■ REQUIREMENT ■
Please count how many lines below contain the word "Normal" and give nothing but that figure.

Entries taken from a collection
────────────────────────────────────────

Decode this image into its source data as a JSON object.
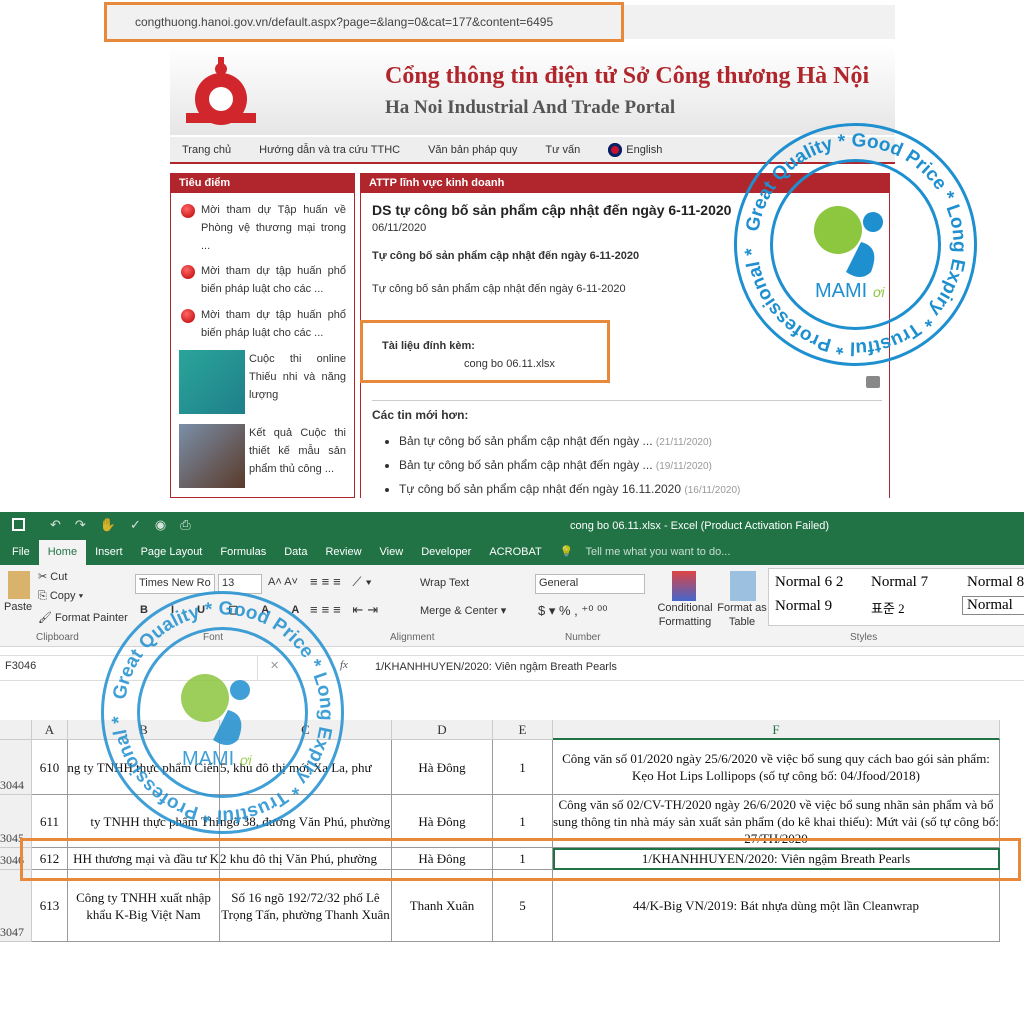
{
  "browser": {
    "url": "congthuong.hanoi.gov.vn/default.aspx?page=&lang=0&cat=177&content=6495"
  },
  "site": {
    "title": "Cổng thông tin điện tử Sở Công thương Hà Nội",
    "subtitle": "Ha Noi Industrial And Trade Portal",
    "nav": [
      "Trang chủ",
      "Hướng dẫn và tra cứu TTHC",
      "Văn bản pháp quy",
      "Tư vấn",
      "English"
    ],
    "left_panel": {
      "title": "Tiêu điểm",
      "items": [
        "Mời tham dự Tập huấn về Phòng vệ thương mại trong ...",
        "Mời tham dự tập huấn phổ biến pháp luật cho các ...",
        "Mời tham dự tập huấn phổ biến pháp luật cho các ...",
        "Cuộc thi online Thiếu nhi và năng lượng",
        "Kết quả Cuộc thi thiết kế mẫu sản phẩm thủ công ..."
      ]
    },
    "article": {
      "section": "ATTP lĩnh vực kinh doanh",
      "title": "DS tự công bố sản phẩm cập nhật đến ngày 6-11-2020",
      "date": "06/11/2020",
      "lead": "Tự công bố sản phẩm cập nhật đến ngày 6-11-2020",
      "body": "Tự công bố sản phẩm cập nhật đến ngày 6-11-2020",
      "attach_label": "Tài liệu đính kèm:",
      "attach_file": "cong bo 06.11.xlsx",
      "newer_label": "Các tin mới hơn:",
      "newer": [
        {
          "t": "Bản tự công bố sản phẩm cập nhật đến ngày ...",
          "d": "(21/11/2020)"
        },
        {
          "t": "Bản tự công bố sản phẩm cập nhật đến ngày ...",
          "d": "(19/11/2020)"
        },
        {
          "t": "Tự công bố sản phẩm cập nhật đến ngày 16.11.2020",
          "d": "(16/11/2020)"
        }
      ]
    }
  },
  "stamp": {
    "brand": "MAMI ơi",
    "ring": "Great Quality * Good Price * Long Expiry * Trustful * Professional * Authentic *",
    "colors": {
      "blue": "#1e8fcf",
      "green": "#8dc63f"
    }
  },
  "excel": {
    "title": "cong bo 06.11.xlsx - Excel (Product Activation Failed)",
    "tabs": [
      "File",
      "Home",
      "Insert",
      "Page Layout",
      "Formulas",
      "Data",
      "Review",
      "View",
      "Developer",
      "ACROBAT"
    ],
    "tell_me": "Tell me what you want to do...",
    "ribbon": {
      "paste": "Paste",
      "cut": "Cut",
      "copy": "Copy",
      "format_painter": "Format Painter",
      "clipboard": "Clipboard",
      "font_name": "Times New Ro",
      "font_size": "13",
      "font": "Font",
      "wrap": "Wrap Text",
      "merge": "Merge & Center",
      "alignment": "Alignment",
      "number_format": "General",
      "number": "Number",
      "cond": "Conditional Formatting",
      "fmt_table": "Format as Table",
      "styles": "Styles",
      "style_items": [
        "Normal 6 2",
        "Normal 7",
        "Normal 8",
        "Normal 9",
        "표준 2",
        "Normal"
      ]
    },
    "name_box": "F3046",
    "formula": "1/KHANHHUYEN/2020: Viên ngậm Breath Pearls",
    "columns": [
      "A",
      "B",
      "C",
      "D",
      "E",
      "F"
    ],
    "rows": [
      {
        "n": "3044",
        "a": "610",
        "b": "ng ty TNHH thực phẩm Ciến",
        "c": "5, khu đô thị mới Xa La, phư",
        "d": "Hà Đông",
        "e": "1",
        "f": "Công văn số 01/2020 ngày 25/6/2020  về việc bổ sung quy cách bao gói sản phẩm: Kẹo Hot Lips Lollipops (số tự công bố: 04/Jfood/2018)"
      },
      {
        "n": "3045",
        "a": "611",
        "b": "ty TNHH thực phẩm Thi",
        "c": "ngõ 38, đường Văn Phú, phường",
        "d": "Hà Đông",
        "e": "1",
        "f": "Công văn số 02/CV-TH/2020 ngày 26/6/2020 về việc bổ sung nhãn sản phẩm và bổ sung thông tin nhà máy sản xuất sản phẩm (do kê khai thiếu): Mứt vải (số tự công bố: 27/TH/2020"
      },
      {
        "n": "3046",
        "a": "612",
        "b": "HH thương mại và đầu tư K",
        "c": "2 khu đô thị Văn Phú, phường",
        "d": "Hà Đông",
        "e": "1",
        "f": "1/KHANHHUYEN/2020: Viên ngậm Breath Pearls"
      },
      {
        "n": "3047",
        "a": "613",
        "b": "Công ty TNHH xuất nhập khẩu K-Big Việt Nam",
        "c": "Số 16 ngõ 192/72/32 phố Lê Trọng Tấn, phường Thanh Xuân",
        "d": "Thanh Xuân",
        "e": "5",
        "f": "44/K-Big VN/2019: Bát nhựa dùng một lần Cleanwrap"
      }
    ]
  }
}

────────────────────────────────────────

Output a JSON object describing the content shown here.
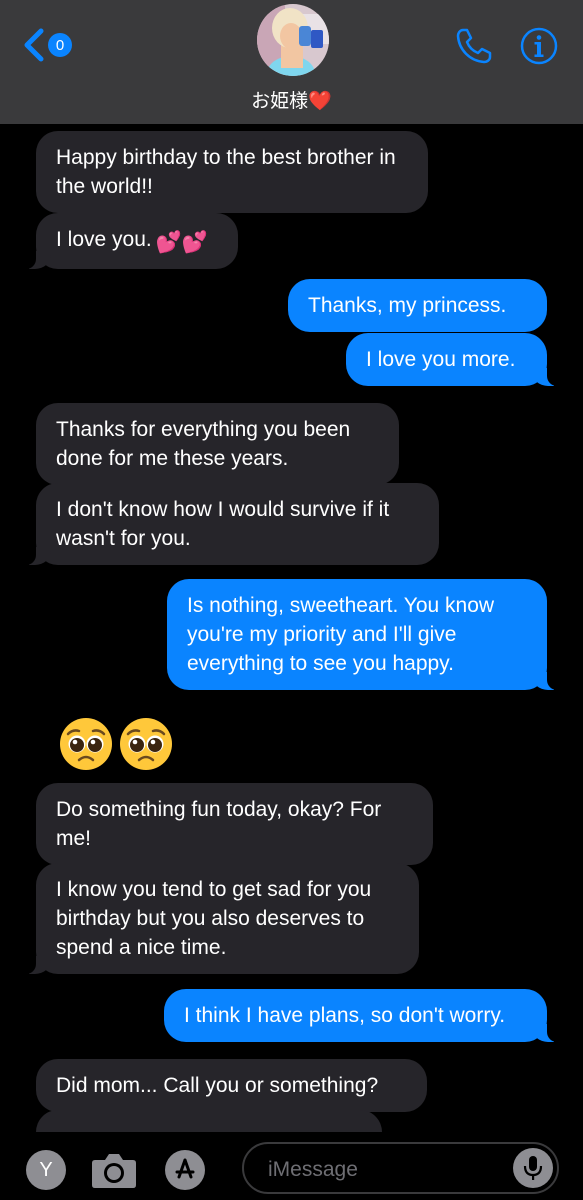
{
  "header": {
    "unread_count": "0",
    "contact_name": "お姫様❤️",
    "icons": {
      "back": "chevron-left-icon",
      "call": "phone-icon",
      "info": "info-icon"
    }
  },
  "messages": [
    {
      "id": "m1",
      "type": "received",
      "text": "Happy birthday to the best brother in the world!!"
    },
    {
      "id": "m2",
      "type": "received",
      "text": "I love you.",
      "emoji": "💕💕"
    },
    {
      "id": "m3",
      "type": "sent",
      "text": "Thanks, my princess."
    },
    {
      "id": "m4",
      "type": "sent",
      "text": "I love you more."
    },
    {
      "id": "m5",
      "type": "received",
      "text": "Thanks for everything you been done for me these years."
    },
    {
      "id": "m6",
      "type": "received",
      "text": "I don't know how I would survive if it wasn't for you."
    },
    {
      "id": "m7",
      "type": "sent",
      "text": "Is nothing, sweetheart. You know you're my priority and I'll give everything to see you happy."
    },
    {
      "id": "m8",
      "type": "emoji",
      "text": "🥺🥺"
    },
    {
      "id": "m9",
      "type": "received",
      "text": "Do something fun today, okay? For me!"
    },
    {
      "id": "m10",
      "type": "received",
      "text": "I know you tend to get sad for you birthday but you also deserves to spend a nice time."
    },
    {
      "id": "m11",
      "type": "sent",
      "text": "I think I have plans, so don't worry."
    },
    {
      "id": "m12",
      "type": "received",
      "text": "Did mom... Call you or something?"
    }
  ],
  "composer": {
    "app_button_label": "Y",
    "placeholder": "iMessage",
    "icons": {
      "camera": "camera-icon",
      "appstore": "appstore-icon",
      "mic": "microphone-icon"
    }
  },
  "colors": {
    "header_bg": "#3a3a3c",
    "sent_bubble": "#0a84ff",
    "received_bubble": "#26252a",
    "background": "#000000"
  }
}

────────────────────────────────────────

■ RESPONSE FOR THIS EXERCISE ■
5